More NCAA Insanity

Using Twitter for Sports Updates

Via, apparently Twitter’s CEO Dick Costolo congratulated George Campbell on committing to Michigan. And as the Score points out, this in NCAA violation, because Costolo is a booster for Michigan.

However, let’s examine how ridiculous this is. George Campbell is in essence a “Free agent”. In most markets a person not already tied to a job is not restricted from talking to others. The NCAA has various reasons about this. Most, allegedly, are to keep collegiate sports competitive. Except, college sports are ridiculously imbalanced (Basketball via Dave Berri, Football via Stacey Brook)

Really the NCAA’s motivation for these type of rules are simple. By keeping players powerless, it allows others to benefit. As a case in point, a college coach is the highest paid employee in 40 states! Not only do rules like this do nothing to keep college sports “fair”, they also harm the players!

ESPN’s 30 for 30 has a great documentary – Broke, which discusses why professional athletes are so likely to lose their money. It turns out that to be able to become a pro for many athletes requires going through the NCAA. The NCAA has many rules that prevent players from talking to people (like boosters, agents, etc.) And the side effect is that these players go from making no money and talking to no one professional, to making a lot of money. As soon as they come into money, many people come up to talk about how to deal with their money (family is a particularly difficult one that many athletes list) By preventing athletes from having any access to these people ahead of time, they leave them susceptible to being taken advantage of.
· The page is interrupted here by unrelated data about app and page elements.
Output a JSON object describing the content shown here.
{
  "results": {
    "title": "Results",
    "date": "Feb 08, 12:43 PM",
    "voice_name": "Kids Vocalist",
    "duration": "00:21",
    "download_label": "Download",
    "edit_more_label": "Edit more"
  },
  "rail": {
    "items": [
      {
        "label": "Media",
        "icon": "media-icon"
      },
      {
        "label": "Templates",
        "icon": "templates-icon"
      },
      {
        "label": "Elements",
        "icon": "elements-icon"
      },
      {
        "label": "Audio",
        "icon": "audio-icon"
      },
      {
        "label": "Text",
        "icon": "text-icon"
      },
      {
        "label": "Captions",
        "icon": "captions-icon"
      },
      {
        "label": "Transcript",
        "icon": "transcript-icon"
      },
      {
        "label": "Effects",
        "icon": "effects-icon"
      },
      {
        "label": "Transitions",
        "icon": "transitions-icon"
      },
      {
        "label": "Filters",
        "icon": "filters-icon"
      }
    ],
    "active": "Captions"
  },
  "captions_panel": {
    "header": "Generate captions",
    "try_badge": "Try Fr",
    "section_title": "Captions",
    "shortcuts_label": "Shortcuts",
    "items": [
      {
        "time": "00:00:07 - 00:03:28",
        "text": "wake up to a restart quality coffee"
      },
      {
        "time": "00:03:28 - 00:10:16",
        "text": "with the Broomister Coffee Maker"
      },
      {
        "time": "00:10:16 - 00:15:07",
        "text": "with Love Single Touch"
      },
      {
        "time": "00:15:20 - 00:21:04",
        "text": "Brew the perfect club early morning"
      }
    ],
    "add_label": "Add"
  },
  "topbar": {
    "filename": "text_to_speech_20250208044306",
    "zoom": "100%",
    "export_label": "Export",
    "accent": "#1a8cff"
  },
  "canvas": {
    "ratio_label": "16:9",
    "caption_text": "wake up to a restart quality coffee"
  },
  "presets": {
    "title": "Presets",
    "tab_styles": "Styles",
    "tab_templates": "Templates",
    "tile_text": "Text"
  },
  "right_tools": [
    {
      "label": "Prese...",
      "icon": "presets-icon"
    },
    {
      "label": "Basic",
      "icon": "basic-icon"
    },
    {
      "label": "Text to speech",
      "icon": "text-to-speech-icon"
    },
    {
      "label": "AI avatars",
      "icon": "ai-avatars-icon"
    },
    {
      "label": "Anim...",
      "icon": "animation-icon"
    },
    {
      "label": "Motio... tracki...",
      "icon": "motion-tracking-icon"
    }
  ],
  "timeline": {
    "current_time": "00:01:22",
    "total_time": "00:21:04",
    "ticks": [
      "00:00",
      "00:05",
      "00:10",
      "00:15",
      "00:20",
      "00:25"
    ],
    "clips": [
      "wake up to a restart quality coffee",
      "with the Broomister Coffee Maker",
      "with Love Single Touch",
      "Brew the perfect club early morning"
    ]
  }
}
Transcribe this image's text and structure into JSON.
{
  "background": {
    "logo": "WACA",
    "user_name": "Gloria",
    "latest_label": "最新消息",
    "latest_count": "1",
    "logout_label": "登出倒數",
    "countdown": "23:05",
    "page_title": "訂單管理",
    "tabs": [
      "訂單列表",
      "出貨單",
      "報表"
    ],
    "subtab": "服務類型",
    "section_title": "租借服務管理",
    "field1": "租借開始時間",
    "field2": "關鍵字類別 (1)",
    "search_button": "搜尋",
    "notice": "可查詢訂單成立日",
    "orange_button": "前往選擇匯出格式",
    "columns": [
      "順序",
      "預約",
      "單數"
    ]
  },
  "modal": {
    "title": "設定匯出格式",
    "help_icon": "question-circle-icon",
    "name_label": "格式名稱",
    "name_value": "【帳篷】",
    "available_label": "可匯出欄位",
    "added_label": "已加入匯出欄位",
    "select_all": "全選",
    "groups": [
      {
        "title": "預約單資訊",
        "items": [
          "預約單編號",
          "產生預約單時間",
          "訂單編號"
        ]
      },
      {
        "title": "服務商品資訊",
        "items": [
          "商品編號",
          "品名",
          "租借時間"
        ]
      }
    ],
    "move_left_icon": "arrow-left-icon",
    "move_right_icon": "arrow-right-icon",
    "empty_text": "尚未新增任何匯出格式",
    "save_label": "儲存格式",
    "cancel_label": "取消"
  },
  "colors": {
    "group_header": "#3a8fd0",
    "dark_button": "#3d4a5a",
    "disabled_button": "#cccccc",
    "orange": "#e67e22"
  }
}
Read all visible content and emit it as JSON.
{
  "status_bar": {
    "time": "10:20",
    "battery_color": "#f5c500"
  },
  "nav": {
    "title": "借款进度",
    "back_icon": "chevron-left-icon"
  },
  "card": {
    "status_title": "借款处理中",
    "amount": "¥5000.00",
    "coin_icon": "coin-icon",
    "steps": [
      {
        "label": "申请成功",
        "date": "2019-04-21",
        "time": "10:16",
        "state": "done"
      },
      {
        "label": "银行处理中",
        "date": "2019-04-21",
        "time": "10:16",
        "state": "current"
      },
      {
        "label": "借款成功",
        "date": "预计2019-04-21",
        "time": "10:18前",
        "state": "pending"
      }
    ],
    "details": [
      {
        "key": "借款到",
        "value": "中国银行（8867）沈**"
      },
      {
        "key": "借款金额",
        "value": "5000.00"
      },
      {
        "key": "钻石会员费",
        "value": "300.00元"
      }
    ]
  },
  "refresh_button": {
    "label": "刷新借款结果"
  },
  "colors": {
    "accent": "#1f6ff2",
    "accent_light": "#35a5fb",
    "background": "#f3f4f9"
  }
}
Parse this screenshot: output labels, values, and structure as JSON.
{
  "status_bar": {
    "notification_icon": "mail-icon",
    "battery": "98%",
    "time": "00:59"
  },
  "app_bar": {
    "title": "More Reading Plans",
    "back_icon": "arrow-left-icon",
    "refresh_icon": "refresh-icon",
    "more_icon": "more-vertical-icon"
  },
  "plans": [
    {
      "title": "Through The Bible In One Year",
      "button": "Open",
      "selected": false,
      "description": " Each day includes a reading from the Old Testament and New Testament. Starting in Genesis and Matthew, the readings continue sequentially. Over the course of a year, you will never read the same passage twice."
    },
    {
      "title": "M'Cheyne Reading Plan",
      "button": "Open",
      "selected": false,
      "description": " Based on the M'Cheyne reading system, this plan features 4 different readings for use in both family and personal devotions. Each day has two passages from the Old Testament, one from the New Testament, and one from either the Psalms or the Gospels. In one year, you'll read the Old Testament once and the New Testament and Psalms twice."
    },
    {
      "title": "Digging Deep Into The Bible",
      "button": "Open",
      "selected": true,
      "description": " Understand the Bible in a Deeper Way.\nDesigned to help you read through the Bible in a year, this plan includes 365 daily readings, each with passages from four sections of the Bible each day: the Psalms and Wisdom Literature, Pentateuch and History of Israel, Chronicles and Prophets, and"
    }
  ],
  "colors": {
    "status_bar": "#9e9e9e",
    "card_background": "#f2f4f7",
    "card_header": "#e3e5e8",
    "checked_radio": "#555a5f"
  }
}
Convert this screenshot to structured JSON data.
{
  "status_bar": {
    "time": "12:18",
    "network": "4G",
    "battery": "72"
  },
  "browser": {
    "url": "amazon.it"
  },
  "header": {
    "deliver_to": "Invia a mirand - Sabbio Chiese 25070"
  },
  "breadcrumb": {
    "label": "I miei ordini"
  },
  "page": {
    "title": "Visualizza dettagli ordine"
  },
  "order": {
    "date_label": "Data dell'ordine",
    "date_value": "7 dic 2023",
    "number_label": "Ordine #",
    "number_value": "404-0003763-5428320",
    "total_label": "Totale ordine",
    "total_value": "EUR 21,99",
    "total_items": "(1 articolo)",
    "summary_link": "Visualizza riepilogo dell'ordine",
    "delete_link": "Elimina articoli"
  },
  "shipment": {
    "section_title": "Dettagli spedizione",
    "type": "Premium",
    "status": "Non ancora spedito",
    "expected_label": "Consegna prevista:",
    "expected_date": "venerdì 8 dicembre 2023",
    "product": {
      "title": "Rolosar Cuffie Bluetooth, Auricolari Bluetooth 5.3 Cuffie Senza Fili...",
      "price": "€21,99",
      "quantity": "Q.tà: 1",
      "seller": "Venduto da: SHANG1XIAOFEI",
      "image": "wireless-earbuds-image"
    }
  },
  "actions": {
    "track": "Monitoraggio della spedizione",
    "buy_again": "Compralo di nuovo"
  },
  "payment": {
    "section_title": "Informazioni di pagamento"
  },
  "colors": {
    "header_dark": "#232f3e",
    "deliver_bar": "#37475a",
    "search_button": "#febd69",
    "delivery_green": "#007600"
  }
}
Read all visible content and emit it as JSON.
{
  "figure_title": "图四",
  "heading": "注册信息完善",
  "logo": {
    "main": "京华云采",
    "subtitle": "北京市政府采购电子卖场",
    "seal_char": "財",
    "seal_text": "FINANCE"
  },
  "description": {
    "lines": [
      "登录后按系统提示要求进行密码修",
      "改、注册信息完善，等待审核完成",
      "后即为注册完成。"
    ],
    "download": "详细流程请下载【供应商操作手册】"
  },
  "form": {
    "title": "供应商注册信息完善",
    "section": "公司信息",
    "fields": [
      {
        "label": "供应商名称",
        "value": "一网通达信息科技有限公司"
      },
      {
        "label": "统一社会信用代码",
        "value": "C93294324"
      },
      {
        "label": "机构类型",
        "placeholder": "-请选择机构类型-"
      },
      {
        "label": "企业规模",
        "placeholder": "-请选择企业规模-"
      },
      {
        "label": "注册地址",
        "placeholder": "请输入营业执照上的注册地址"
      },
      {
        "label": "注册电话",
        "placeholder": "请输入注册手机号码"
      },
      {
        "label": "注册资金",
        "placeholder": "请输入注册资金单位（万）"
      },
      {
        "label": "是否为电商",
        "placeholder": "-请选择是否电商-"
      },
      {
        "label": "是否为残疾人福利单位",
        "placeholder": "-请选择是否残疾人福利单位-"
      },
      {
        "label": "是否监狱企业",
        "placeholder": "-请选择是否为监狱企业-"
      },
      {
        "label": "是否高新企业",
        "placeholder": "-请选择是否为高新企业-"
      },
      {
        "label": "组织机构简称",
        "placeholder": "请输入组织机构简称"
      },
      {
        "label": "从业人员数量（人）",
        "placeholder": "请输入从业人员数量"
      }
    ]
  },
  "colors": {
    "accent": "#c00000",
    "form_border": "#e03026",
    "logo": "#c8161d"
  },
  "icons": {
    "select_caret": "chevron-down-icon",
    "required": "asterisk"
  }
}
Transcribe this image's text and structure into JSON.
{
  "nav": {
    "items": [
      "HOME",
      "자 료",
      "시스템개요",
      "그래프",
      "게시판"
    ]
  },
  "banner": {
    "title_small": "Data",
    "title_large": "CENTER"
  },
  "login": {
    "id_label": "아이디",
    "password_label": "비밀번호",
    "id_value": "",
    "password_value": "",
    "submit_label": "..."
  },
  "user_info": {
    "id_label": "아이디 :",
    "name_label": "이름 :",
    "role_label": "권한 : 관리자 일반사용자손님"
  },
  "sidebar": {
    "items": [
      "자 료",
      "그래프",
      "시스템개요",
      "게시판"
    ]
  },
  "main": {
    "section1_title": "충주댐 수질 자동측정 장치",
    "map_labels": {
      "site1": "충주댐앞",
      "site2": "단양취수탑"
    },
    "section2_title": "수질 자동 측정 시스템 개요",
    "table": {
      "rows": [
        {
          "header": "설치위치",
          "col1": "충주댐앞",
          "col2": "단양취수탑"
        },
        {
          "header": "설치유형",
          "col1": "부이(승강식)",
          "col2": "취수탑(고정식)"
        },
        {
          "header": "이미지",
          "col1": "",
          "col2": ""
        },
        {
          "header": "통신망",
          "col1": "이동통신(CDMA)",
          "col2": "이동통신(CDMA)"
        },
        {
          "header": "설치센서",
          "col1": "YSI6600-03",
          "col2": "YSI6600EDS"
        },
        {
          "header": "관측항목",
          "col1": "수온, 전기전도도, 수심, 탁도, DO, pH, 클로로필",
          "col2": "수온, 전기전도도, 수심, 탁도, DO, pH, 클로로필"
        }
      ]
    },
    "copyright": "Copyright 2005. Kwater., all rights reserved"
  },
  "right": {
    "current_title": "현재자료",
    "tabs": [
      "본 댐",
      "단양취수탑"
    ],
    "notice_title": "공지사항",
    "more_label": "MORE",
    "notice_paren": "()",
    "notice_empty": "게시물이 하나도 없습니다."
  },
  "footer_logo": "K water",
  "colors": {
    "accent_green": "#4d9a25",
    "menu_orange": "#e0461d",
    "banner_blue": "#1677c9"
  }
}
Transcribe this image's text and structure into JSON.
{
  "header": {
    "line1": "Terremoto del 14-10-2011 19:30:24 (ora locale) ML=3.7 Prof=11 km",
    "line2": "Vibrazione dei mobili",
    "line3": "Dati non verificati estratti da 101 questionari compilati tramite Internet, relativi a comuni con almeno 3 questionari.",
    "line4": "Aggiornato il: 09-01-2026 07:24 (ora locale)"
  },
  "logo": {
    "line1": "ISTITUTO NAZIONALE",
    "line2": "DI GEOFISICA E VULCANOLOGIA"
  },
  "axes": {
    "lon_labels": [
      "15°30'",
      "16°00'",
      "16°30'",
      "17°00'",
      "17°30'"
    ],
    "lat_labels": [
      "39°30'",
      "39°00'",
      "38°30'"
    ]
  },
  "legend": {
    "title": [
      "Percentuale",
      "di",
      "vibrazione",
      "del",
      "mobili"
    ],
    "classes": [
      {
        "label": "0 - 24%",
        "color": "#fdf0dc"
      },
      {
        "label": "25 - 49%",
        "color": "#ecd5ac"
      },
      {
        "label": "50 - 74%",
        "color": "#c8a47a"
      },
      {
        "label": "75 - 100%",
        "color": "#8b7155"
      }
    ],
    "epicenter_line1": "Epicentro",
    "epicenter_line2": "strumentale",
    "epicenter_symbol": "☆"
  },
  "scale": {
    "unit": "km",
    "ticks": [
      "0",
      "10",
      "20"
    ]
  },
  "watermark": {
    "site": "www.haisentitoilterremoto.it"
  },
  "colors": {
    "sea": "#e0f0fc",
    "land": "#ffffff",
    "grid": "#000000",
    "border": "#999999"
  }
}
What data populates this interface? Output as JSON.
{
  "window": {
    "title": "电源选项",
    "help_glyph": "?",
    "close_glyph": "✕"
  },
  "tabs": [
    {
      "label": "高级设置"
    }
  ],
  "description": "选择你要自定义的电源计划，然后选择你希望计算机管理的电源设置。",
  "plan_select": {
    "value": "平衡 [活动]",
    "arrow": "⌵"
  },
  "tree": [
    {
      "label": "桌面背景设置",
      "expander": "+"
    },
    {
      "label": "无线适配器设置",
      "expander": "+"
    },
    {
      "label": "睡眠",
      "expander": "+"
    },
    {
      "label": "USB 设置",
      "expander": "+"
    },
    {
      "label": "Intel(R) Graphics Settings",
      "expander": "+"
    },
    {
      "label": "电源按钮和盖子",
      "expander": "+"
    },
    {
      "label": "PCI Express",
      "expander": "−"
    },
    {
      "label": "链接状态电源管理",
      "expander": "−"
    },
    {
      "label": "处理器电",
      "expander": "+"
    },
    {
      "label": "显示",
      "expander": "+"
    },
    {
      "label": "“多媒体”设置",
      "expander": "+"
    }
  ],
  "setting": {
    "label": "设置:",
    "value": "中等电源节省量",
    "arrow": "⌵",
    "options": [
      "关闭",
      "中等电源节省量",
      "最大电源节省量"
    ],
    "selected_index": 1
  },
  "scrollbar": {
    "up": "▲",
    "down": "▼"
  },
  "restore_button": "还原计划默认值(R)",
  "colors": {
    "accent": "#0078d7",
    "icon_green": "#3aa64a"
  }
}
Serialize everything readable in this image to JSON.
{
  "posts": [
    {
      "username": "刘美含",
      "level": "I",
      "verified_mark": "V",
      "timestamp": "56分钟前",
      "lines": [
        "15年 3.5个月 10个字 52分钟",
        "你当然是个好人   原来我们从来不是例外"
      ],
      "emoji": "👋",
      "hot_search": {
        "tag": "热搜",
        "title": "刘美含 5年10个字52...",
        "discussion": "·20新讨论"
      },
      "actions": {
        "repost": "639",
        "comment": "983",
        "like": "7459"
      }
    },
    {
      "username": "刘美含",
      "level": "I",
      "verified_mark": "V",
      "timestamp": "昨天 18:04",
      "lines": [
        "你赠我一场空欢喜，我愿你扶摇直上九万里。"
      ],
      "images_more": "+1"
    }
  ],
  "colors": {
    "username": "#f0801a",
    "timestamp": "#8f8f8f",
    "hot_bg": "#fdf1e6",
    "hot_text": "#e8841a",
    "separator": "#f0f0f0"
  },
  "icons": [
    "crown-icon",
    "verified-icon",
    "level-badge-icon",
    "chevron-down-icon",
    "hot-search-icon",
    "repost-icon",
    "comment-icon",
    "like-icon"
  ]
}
Let’s be clear, rules like this from the NCAA are not for the benefit of the players. Nor are they for the benefit of the fans. No, rules like this are to help the NCAA keep from paying players. And the side effects hurt the players even after they are done playing ball for the university. As the Score points out, it’s unlikely the NCAA will take any action. And I suspect that’s more to do with the power of Twitter’s CEO than the arbitrariness of the rule. Regardless, the fact that rules like these exist and are enforced by the NCAA should make all college fans think once or twice.



Comments are closed.